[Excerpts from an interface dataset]
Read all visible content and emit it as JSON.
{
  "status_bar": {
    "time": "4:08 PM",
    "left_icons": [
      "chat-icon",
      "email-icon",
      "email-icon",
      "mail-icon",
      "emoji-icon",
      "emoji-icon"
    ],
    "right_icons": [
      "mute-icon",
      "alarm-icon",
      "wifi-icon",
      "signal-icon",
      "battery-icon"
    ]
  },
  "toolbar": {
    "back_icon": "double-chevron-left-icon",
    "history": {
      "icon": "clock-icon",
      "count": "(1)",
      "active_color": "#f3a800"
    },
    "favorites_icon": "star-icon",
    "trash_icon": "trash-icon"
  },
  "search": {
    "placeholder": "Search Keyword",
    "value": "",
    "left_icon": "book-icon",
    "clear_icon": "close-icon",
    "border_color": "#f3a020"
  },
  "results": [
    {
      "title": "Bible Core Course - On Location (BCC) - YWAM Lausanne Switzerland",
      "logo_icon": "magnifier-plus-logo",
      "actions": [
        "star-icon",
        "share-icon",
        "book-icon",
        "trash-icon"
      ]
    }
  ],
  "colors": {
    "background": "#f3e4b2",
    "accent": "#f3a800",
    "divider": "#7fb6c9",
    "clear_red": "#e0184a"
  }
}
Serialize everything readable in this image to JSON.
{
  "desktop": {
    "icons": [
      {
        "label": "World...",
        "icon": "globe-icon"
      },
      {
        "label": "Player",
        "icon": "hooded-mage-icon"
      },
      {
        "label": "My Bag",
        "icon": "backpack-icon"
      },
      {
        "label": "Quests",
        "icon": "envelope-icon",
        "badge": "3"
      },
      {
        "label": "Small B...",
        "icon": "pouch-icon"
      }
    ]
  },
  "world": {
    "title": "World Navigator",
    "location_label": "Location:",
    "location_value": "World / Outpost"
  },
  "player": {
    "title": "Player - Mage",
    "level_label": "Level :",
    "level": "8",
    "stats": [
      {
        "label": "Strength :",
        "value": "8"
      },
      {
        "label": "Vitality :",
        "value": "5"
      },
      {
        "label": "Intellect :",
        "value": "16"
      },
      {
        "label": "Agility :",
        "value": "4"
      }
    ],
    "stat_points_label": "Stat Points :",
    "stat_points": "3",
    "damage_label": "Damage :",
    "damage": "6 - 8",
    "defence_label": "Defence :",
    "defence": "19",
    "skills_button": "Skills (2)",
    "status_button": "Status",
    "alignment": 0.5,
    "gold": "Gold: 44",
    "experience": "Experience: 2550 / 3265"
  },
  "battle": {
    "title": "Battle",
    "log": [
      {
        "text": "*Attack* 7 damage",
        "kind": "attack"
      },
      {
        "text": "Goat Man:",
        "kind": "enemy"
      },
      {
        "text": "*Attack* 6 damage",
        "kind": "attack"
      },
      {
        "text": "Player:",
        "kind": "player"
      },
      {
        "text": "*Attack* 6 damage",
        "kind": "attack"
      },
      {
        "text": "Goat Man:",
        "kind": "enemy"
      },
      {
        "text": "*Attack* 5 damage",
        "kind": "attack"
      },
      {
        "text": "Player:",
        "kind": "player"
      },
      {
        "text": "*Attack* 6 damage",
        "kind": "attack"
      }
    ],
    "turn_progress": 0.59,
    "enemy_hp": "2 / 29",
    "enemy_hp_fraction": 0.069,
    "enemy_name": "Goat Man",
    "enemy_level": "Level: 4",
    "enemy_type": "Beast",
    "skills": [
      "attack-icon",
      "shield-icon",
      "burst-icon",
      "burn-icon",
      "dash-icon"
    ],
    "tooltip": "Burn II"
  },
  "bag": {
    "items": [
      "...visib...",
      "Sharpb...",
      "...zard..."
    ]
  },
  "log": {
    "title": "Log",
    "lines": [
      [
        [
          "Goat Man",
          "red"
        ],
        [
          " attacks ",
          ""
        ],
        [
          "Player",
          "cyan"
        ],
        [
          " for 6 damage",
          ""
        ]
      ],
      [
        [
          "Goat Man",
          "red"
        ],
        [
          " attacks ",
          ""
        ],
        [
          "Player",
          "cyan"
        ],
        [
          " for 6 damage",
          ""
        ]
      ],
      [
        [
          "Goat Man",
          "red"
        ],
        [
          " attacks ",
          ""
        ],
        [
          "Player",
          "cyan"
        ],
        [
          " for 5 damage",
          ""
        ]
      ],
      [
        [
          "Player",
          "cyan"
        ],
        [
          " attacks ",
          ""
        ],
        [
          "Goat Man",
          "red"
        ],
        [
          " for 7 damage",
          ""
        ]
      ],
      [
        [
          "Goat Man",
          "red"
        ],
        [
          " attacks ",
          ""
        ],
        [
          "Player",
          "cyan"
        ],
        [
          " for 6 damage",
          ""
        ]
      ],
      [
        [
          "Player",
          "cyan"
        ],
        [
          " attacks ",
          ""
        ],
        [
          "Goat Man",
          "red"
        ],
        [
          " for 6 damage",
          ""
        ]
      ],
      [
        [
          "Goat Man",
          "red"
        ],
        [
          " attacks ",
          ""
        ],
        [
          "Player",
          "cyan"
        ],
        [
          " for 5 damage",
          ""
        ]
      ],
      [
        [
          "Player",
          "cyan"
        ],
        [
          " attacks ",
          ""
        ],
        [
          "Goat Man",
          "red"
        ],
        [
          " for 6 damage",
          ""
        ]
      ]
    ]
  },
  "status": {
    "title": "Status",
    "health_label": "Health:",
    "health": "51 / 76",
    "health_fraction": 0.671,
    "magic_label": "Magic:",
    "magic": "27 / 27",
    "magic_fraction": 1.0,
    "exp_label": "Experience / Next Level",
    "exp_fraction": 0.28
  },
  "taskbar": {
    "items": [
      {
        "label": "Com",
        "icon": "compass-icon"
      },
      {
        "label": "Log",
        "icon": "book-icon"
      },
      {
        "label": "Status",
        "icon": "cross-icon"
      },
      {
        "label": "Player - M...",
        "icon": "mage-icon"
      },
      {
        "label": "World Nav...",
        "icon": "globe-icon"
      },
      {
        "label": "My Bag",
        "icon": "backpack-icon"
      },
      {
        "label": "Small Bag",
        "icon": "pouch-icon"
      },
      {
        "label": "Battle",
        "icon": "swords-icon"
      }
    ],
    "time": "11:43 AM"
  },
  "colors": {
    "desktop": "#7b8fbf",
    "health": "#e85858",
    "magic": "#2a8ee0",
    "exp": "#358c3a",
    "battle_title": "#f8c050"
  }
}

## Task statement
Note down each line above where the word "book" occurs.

## Answer for this exercise
    "left_icon": "book-icon",
        "book-icon",
        "icon": "book-icon"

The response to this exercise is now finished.